PHOENIX — Republican Maricopa County Attorney candidate Anni Foster said Friday she would work on improving the relationship between the office and law enforcement if elected to the position.
“What I’m hearing is that the relationship has really broken down between the county attorney’s office and law enforcement,” Foster told KTAR News 92.3 FM’s The Mike Broomhead Show. “I’m hearing that they don’t have a lot of faith in what’s going on over there.”
Fellow Republican Allister Adel resigned from the role last week following a tumultuous time in office, including the recent disclosure that nearly 200 misdemeanor criminal cases had to be dropped because the office didn’t file charges on time.
Foster, formerly chief of staff of the Arizona Department of Public Safety and currently Arizona Gov. Doug Ducey’s general counsel, said leadership is what’s needed in the office.
“I think at the line level, we have individual prosecutors and officers out on the street who are working together to serve the citizens the best that they can, but what we need is leadership,” she said. “We need a leader in that office who’s going to go out and meet with our police chiefs, hear what’s going on with them, make sure that the county attorneys understand exactly what their concerns are.”
Foster said law enforcement feels officer-involved shootings are not getting handled in a timely fashion and there is a backlog of cases without a clear understanding of where they stand, which she attributed, in part, to staffing issues at the county attorney’s office.
“I don’t know that many people realize this but the salaries at the prosecutor’s office are really low,” she said. “We’re in a job market right now where unemployment is so low options are abound for anyone, and that includes our prosecutors.
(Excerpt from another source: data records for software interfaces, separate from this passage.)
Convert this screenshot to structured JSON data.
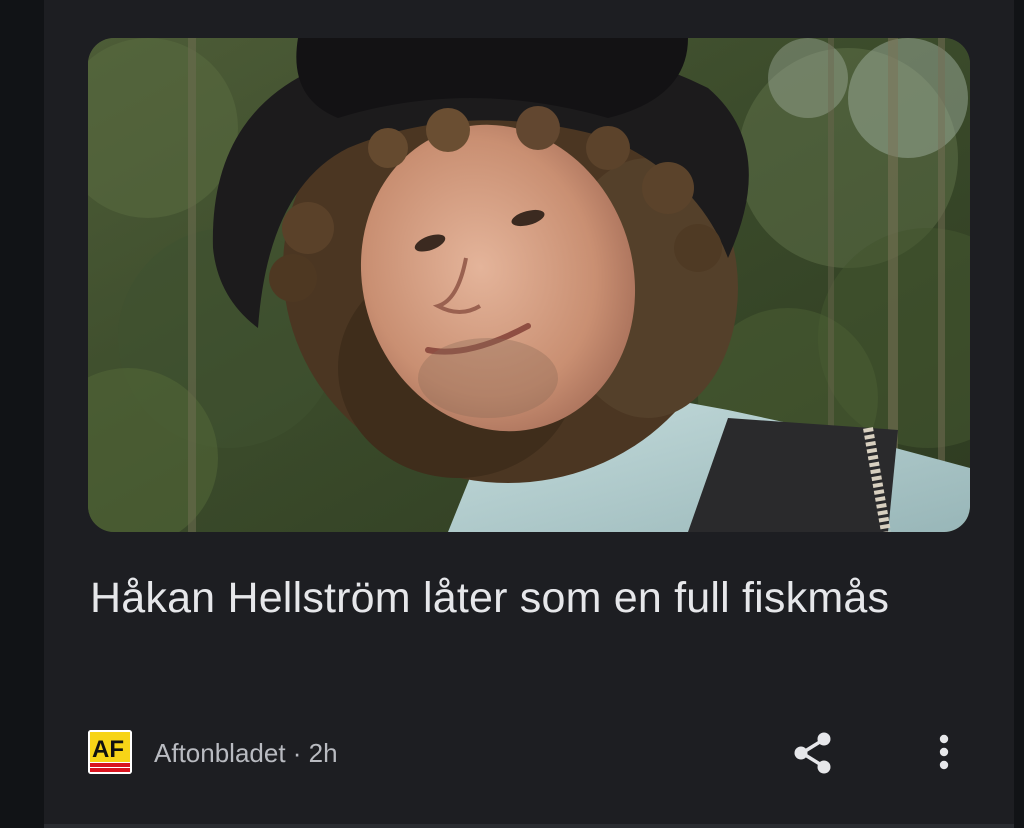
{
  "article": {
    "headline": "Håkan Hellström låter som en full fiskmås",
    "image_icon": "article-photo",
    "source": {
      "name": "Aftonbladet",
      "separator": " · ",
      "age": "2h",
      "logo_text": "AF"
    },
    "actions": {
      "share_icon": "share-icon",
      "more_icon": "more-vert-icon"
    }
  },
  "colors": {
    "background": "#111316",
    "card": "#1d1e22",
    "headline_text": "#e6e7ea",
    "meta_text": "#b9bbc1",
    "logo_yellow": "#f7d417",
    "logo_red": "#d9141f"
  }
}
If they can go and work somewhere else and make a lot more money, they’re going to.
“We need to make sure that we’ve got people who are willing to work and understand the role of the job, but we also need to support them and that’s through not just working with the board of supervisors and making sure they’re getting paid what they deserve but also just being out there and showing them that someone is leading them and speaking up for them.”
Democrat Julie Gunnigle and Republican Gina Godbehere have officially collected enough signatures to be on the ballot.